Hippo sedation adapted for Perth sea lion tagging

Even for a veterinarian who regularly anaesthetises antelopes, giraffes and hippopotamuses, the Australian sea lions off Perth were a new challenge for Werribee Open Range Zoo’s Dr Brett Gardner.

The Victorian based wildlife vet, supporting Dr Simone Vitali – a former specialist veterinarian with  the Department of Biodiversity Conservation and Attractions in Perth – helped fit satellite tracking devices to the endangered mammals after using a novel anaesthetic regime designed to reduce the risk of drowning and aid a quicker recovery.

Dr Gardner said the team working on the WAMSI Westport Marine Science Program satellite tagging operation included boat and beach crews as well as swimmers.

“For sea lions, the water is their safe space when they are stressed but when they have just been anaesthetised it is dangerous for them to be there,” Dr Gardner said.

Traditional methods induce a heavy sedation or even full anaesthesia, which can be risky for the animals.  The sea lions’ anatomy including their breath-holding ability, more compressible ribcage and vulnerable trachea add to challenges around anaesthesia.

“We used a combination of drugs that induce a light sedation, and we had members of the team on the beach and on boats ready to administer medication that reverses their effects in the case of an emergency such as a potential drowning.”

“This lighter sedation is predominantly used to free marine mammals that become caught in fishing line and discarded rope where a heavy sedation would be too dangerous.”

Dr Gardner said the way the sea lions are selected for darting is important.

“We try to target animals that are less likely to react by fleeing into the water, so sleeping sea lions are preferable to ones that are awake.”

The research team works on a sedated sea lion (Photo: Kelly Waples DBCA)

“When we dart animals that are sleeping rather than ones that are alert, they tend to respond like it’s one of their mates that’s bitten them and then they settle down and the anaesthetic takes effect.”

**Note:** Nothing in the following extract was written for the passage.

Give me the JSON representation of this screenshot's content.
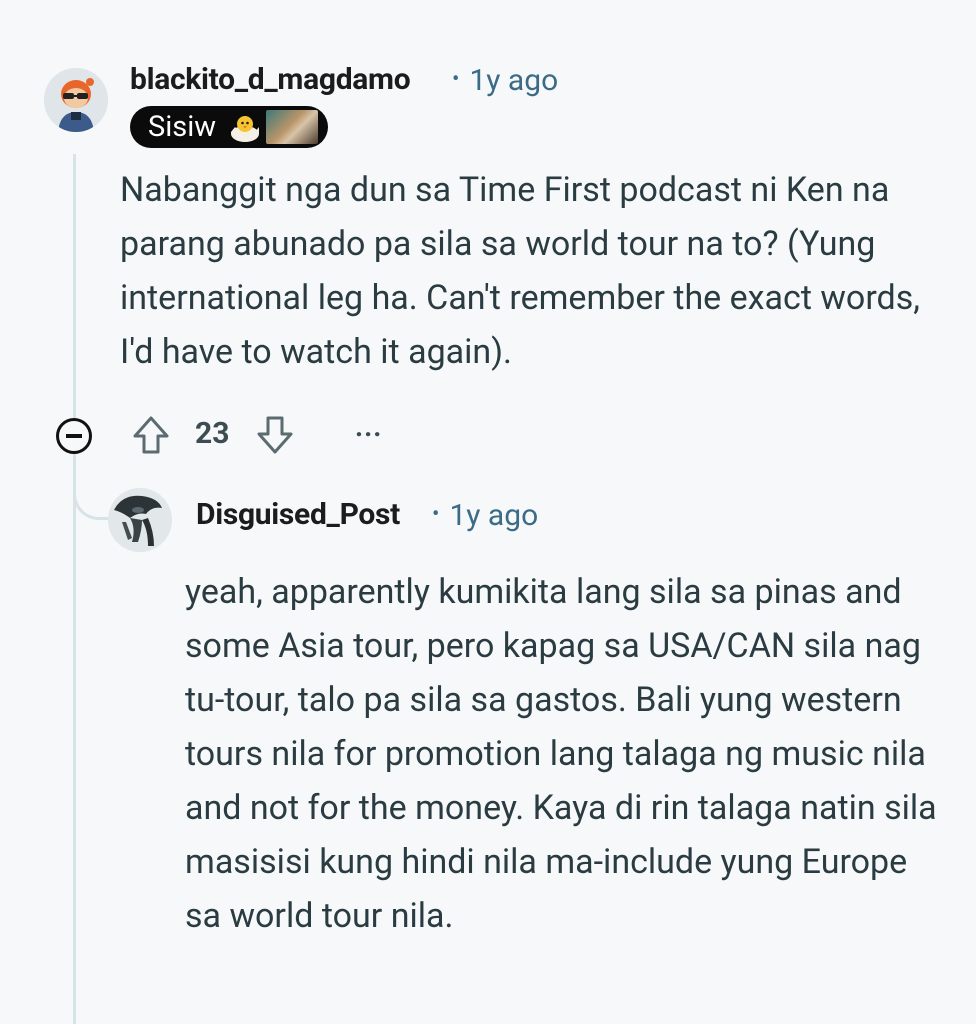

The islands in the Perth metropolitan region are used exclusively by male sea lions but this too posed unique challenges.

“The problem with the Australian sea lion bulls is that they were all on the water’s edge, literally, less than 25 metres away and some are less than five metres from the water.”

“Also, because of their sheer size and their fat deposits you’ve got far fewer suitable areas for a dart to be placed.”

A paper on the anaesthetic regime’s use in Australian sea lions is being written and Drs Gardner and Vitali, said there were no adverse effects observed and the satellite tags were successfully attached to the animals.